## EXERCISE:
Scan the lines below for the string "this" and report how many lines contain it, giving only the number.

## ENTRIES PROVIDED:
▬▬▬▬▬▬▬▬▬▬

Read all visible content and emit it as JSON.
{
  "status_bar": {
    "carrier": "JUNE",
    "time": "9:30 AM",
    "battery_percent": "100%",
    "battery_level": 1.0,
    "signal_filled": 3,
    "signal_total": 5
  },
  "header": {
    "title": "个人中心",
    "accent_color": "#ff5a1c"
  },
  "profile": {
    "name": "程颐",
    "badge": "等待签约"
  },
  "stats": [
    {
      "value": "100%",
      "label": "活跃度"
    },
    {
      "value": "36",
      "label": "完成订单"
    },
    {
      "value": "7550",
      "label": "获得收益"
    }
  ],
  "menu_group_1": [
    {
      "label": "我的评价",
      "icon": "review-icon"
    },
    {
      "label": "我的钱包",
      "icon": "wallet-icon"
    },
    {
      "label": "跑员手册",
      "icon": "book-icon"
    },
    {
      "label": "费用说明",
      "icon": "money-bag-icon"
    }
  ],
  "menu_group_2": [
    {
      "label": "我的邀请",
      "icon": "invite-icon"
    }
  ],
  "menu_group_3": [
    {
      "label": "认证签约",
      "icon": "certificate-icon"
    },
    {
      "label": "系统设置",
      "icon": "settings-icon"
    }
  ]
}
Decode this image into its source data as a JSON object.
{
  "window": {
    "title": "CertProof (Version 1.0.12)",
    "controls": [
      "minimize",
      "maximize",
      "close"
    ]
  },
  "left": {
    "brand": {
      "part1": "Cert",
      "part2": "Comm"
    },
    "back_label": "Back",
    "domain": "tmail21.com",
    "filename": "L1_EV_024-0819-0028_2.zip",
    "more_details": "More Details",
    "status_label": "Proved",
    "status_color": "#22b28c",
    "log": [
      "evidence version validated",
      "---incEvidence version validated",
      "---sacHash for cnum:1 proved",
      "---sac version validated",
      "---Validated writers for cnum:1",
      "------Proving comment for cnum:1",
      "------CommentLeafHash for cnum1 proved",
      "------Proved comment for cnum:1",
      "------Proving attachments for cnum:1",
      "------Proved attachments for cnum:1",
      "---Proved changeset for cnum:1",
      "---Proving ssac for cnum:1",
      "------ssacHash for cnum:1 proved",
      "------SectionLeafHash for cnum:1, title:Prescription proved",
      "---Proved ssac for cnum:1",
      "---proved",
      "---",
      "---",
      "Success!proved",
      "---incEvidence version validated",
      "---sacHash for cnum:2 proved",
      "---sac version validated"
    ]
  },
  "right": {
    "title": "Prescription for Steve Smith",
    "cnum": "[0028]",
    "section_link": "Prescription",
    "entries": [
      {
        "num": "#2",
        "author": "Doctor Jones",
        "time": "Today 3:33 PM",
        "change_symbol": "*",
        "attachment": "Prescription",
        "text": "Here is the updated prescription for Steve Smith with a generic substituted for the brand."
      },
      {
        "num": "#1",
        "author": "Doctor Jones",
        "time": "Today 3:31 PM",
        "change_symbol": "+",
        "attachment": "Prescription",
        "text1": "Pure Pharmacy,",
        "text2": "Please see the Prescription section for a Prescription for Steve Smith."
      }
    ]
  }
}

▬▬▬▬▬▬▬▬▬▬

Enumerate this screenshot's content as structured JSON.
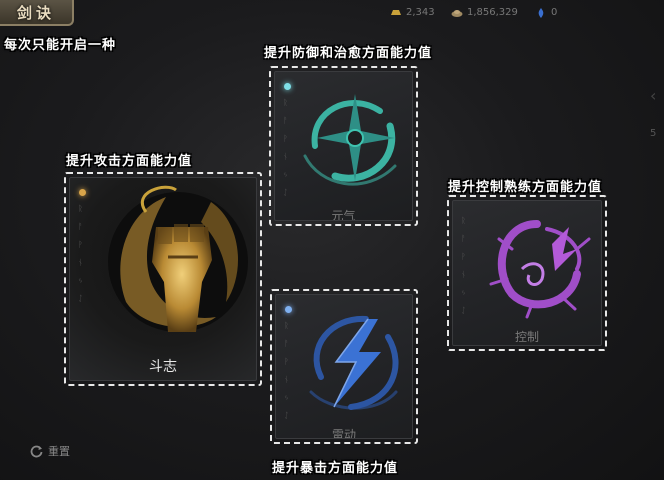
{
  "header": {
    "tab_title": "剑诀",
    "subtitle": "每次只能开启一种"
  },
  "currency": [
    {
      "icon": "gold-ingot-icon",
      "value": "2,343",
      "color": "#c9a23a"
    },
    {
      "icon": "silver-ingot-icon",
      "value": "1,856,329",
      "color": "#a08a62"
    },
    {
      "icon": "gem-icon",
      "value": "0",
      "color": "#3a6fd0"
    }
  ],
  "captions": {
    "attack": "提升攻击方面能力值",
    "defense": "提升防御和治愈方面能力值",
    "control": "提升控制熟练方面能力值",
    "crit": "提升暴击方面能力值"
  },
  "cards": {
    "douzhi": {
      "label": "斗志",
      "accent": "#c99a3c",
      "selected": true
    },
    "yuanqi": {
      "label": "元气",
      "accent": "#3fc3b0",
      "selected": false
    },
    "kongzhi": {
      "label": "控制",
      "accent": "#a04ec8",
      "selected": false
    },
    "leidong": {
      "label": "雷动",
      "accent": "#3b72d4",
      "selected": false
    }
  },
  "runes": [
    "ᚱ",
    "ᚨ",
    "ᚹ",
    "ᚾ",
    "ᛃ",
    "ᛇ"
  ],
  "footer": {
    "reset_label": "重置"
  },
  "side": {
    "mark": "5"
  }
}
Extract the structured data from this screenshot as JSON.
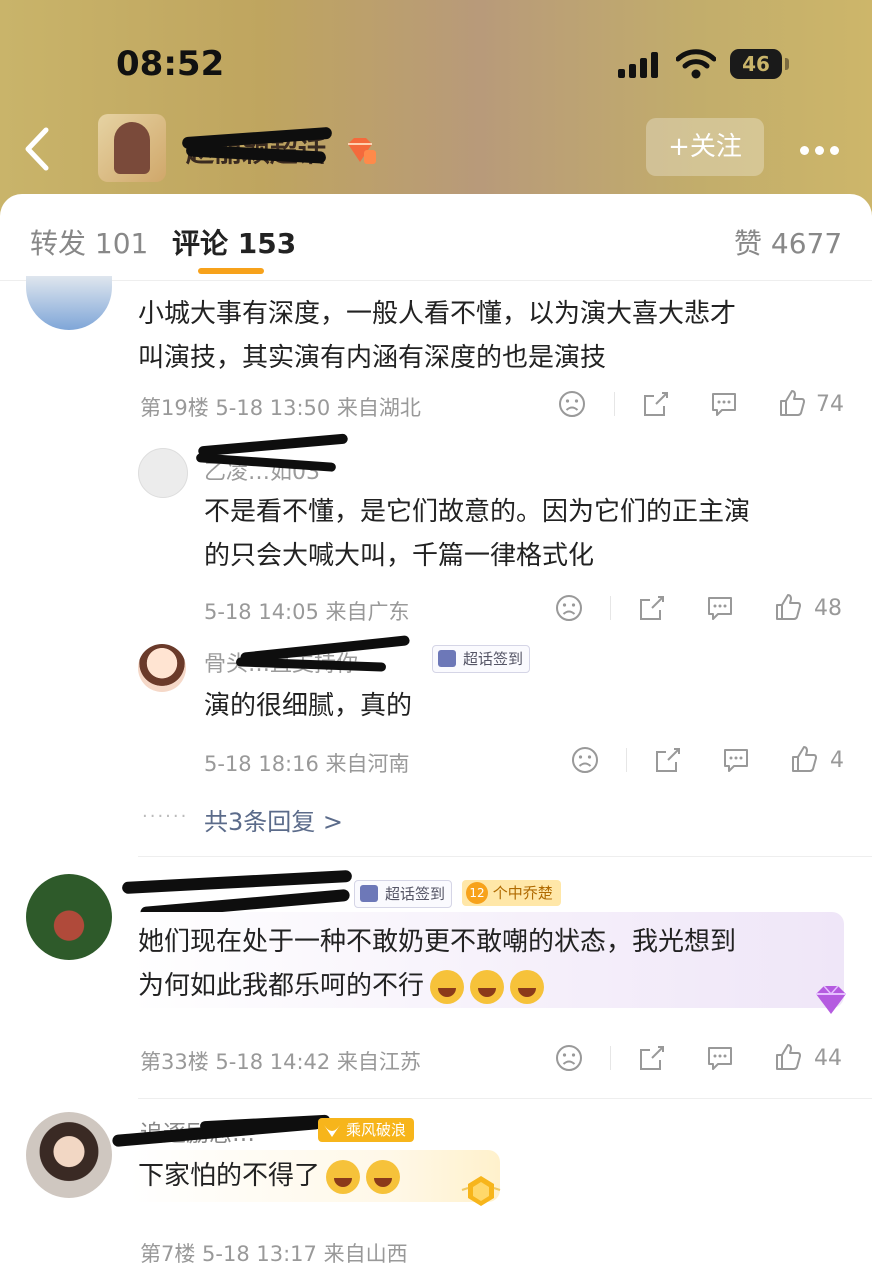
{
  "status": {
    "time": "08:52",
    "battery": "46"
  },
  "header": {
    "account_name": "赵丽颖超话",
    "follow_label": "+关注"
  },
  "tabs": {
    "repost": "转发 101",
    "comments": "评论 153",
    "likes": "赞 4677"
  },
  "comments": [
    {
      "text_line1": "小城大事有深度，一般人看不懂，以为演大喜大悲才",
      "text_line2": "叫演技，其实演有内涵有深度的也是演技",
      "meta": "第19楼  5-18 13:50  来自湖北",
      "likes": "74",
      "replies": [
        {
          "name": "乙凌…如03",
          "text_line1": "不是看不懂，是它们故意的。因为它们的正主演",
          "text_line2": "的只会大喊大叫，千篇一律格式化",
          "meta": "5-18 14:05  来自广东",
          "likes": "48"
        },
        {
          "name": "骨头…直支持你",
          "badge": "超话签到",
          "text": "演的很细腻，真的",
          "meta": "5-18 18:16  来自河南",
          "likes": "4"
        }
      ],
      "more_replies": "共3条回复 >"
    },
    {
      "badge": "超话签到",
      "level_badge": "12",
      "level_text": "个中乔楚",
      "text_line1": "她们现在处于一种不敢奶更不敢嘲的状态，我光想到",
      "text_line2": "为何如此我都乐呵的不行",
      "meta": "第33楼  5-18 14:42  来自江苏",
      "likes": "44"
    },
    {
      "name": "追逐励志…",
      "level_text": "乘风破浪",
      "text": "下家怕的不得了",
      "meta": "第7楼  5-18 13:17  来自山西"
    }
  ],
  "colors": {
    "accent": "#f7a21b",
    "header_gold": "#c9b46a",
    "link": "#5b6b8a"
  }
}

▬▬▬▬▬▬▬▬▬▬

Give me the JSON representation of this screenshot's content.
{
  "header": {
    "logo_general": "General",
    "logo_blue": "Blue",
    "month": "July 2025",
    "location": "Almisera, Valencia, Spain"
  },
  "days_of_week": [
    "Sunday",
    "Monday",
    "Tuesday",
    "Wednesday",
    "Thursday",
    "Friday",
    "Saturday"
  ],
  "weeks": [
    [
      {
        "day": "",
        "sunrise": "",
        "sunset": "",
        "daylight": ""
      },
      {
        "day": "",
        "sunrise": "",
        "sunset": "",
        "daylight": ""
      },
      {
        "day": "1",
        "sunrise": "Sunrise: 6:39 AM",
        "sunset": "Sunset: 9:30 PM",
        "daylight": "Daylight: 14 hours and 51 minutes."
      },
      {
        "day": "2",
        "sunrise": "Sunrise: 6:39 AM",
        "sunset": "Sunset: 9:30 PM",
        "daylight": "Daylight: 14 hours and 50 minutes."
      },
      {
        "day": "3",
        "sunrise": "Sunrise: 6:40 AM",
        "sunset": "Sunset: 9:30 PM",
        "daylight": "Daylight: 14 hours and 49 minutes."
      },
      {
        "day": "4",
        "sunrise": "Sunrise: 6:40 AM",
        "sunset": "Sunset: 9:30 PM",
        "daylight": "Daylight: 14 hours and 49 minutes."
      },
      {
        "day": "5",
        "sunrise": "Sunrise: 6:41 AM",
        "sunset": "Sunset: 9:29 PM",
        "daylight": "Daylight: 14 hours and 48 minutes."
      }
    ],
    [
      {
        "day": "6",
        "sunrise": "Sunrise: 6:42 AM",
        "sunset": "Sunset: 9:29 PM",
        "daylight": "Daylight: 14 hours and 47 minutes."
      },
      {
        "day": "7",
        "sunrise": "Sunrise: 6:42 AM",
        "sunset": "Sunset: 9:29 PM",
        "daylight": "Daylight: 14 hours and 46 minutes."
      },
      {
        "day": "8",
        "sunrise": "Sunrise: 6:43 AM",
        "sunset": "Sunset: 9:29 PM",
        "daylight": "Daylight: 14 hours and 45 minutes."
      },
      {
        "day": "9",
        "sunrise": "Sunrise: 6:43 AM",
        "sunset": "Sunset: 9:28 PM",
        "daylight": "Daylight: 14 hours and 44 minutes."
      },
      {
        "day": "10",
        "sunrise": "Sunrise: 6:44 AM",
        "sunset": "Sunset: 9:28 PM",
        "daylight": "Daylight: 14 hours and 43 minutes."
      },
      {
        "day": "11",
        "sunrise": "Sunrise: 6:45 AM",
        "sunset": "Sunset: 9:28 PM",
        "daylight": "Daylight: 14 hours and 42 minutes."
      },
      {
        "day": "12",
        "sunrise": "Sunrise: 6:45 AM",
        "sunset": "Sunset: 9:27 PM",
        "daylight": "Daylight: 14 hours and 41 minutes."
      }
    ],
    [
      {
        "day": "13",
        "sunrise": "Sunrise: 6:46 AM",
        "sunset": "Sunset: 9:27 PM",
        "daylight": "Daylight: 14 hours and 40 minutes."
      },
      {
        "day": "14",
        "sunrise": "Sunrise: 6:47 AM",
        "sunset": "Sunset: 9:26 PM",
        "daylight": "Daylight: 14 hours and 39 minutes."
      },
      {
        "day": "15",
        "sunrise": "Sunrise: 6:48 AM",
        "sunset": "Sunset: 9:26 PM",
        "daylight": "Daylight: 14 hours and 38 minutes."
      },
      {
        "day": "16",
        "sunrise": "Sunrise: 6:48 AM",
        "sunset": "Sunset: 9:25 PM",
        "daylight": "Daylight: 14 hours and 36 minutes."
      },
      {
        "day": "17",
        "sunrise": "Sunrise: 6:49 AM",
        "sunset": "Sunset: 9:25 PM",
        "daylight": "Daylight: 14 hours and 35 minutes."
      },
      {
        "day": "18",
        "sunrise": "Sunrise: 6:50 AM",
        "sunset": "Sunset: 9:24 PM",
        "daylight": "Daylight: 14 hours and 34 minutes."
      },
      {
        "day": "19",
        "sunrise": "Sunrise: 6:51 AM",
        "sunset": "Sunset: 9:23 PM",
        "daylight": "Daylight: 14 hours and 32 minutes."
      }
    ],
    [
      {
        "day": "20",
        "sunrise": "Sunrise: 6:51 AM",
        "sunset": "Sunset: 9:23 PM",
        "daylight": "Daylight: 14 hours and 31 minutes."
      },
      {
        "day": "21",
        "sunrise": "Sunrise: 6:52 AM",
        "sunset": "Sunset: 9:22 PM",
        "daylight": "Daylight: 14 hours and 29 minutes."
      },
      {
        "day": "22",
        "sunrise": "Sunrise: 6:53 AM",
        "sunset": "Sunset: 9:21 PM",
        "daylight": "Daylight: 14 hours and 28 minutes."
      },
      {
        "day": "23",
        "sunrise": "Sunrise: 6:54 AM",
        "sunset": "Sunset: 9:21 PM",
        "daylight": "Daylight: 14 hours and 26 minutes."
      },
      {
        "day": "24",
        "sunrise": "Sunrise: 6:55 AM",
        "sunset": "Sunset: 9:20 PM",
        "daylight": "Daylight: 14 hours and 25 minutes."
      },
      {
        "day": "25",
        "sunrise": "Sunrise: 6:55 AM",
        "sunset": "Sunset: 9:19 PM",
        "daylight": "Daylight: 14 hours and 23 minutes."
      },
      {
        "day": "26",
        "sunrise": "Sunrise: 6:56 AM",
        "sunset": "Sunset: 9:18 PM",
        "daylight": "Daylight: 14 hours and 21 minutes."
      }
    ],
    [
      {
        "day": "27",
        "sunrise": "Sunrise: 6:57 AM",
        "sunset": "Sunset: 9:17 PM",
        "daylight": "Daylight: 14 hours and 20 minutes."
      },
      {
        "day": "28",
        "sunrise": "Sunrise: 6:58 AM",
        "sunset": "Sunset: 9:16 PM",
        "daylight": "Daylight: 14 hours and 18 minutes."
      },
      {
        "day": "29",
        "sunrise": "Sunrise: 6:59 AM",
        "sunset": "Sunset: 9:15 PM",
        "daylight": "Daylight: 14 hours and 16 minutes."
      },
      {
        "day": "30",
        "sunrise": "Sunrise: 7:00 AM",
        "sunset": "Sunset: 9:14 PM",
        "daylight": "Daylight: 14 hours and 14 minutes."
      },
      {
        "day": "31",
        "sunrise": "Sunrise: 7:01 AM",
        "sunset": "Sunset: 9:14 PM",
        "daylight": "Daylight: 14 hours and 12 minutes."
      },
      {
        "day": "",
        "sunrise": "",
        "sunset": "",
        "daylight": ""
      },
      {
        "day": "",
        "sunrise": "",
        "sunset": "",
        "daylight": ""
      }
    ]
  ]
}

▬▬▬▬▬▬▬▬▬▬

## COMPLETED TASK:
4